My interest in origami has been previously documented. Throughout the past six months, I have had the privilege to share this interest with the students in the form of an after school program at Mother Teresa Middle School (MTMS) in Regina, Canada. Origami can be a highly individualistic pursuit: grab a piece of paper, follow the instructions, and voilà, a new creation made. While I was quite content with teaching the kids different designs and such, I also wanted them to learn more than just folding things for themselves. That was why I decided to swing for the fences with the kids: we began an ambitious yet different origami project together.
We embarked on a journey of modular origami for the past month. It is essentially making the same, simple triangular pieces out of paper, and stacking them into a predetermined shape. This is drastically different from “regular” origami, where the predetermined shape is completed with only one sheet of paper. Being an origami purist, I personally think that modular origami deserts from the spirit of origami. That being said, I do think that the kids would learn much from this experience. As I jokingly tell my friends, “I don't believe in modular origami; I only believe in the kids.” Our goal was to build a swan. A huge swan. This was inspired by the Hans Christian Andersen story The Ugly Duckling. Here are a few things that I have learned from this experience:
“More than just paper”: It would have been quite easy if I was just teaching the kids something mechanical that they were to mindlessly follow. The thing about origami – be it regular or modular – is that we often cannot envision the end product during the process. Origami does not guarantee any instant gratification. This is especially the case with our giant swan project. It teaches perseverance, team work and dedication. This is something that we adults understand for the most part, but it is not at all the case with kids. This was why I had a “delayed gratification” speech with them at the beginning of the project. I think I had enough of the students on board with the idea, but certainly not all. What I have discovered was that it was much easier for them to buy into the project once they have seen how the fruit of their labour would turn out.
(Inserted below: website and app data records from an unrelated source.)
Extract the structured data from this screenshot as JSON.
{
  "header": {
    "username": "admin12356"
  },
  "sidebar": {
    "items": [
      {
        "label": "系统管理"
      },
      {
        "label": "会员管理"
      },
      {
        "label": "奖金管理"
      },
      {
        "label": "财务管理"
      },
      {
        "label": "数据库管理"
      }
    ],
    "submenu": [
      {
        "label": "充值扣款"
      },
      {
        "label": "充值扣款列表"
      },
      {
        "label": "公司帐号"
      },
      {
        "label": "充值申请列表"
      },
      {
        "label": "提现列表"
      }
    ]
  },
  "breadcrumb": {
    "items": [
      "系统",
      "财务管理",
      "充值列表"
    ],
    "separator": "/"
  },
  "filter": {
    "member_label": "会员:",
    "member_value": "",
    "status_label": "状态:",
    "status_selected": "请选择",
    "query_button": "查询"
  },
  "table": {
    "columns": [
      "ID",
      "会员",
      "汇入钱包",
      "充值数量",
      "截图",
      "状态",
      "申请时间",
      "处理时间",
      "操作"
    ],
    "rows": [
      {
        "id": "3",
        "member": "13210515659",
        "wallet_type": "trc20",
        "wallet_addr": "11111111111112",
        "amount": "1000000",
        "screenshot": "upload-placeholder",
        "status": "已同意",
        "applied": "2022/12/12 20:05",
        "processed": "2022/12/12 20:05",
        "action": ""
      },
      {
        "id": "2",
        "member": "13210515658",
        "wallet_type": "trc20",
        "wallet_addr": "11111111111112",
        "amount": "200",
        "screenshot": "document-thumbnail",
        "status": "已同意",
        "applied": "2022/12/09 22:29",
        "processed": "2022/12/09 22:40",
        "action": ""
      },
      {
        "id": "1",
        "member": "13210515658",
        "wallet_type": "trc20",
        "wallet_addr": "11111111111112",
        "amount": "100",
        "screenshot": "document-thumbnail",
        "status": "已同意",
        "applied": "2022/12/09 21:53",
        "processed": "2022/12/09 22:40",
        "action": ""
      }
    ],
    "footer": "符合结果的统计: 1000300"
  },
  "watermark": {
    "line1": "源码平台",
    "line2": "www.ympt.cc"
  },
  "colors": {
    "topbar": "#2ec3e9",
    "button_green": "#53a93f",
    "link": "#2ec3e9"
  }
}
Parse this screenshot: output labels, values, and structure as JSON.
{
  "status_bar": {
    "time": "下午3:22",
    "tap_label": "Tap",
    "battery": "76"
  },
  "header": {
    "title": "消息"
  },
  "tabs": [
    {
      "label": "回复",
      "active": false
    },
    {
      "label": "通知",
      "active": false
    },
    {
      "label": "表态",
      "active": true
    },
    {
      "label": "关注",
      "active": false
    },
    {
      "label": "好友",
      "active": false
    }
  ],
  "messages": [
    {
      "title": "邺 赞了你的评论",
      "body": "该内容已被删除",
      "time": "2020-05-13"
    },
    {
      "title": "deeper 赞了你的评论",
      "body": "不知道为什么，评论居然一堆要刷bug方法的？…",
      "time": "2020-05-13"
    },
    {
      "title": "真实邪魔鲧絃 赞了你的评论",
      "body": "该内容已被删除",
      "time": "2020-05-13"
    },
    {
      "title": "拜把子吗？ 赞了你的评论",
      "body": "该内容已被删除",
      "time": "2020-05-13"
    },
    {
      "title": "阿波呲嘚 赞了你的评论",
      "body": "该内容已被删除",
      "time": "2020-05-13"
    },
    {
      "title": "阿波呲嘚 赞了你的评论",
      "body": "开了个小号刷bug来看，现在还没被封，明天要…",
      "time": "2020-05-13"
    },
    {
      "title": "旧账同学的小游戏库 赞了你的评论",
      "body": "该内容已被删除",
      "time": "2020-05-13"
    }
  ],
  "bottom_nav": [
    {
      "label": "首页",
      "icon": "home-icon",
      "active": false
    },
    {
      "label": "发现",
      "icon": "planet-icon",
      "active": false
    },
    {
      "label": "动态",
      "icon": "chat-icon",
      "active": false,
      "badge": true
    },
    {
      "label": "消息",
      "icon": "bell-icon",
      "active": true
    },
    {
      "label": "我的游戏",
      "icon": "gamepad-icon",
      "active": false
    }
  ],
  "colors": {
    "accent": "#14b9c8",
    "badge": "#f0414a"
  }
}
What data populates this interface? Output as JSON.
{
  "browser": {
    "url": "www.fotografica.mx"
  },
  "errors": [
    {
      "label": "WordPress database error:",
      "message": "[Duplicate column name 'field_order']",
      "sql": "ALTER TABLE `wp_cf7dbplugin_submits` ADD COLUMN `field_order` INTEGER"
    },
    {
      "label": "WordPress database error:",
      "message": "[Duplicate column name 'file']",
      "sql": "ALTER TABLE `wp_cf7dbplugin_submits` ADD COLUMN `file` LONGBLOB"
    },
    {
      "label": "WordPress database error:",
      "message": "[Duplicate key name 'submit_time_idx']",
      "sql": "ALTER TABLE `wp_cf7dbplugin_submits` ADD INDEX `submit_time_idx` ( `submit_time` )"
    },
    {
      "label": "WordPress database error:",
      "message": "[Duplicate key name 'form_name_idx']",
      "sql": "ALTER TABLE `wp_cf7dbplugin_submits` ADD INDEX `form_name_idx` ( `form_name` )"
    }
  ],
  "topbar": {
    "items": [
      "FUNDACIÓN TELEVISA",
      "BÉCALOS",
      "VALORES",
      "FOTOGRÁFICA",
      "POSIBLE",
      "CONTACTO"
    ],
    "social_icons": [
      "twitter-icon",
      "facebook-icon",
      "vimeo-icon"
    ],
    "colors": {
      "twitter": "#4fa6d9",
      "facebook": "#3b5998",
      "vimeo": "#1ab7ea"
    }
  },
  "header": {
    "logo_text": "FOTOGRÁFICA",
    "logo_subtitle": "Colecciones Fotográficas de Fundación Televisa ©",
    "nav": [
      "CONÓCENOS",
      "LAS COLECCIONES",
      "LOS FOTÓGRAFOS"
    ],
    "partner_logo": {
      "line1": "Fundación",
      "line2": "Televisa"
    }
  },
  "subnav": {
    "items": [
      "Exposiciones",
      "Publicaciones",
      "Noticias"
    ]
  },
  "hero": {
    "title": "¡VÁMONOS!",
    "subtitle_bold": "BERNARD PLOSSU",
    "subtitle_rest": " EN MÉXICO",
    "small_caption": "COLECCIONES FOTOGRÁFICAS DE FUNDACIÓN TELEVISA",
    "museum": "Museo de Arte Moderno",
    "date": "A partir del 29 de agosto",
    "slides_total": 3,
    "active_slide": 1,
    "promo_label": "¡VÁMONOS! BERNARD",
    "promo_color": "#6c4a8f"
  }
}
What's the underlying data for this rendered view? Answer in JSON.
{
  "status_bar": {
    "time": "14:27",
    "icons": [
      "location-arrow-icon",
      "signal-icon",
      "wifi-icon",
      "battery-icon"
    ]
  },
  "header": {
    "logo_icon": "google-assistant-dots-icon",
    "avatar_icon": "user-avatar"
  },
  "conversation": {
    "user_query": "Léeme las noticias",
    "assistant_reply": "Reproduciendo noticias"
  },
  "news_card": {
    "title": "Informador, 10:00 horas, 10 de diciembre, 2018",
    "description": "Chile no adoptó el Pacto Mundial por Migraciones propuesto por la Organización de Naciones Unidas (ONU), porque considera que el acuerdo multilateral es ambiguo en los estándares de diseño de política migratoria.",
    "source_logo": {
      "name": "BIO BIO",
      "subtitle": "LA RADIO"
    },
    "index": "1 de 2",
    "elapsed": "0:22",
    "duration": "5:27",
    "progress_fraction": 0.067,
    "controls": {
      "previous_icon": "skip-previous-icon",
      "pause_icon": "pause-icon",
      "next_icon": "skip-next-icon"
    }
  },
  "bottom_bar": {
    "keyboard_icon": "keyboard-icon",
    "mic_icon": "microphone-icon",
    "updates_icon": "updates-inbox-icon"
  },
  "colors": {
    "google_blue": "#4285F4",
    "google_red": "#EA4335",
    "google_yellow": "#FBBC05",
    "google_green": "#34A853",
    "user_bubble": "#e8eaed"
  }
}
The level of enthusiasm was night and day between Week One (building the base of the swan, and looking nothing like it) and Week Three (stacking the pieces to build the body of the swan as it began to take shape).
Rome wasn't built in a day. Neither was the swan. If this was the case with inanimate objects over which we have control, how much more so would this be with students? What is at stake is not the transmitting of knowledge through a USB flash drive, but rather the transformation of a person in the tradition of cura personalis. I hope that those aforementioned life skills would resurface again for the students in the long run. I have done my part; now it is between them and the Lord.
“Letting go”: This was recalled to me by one of the MTMS teachers. The kids were at the swimming pool for one of their afternoon programs, and they would take turn to get into the water. Therefore, they would have to keep themselves occupied during the wait. Apparently, quite a few of the kids asked the teacher for paper so that they could do origami. I know for a fact that many were not working on the designs that I had taught them. Initially, I felt that they found my origami classes uninteresting enough to not repeat the designs. Then I came to the realization that this was actually a good thing: They were not attracted by specific origami designs, but rather origami in general. It is not “the stuff that Mr. Lo taught”, but rather the spirit behind it. They begin to see the bigger picture in the world of origami, and I am called to let go of my own ego and do the same. At the very least, I suppose I can take credit for introducing and fostering their interest in such endeavour.
“Time well spent”: From the beginning of the swan project, I was hell-bent on its would-be completion. I even kept a computer spreadsheet to track our progress. I was also cognizant that I was not there to crack the whip and ensure that they finished the job. I tried to find a niche for each of the kids to contribute in the best way possible, but the best part was getting to know the kids as persons, and vice versa. I am a firm believer in that transformations take place through the organic interactions between persons, just as we are transformed most deeply through personal encounters with the Lord in whatever way. At the end of the day, they may not remember any of the origami designs that they have tried; they may even forget about the swan with time, as spectacular as it may be. But friendship goes a long way, and sometimes we are unaware of how we have been transformed in the flesh, as Christ meets us in the flesh. If I can see them as friends in the Lord, then the time is well spent.
(You can also check out this video which documents how the swan project took shape.)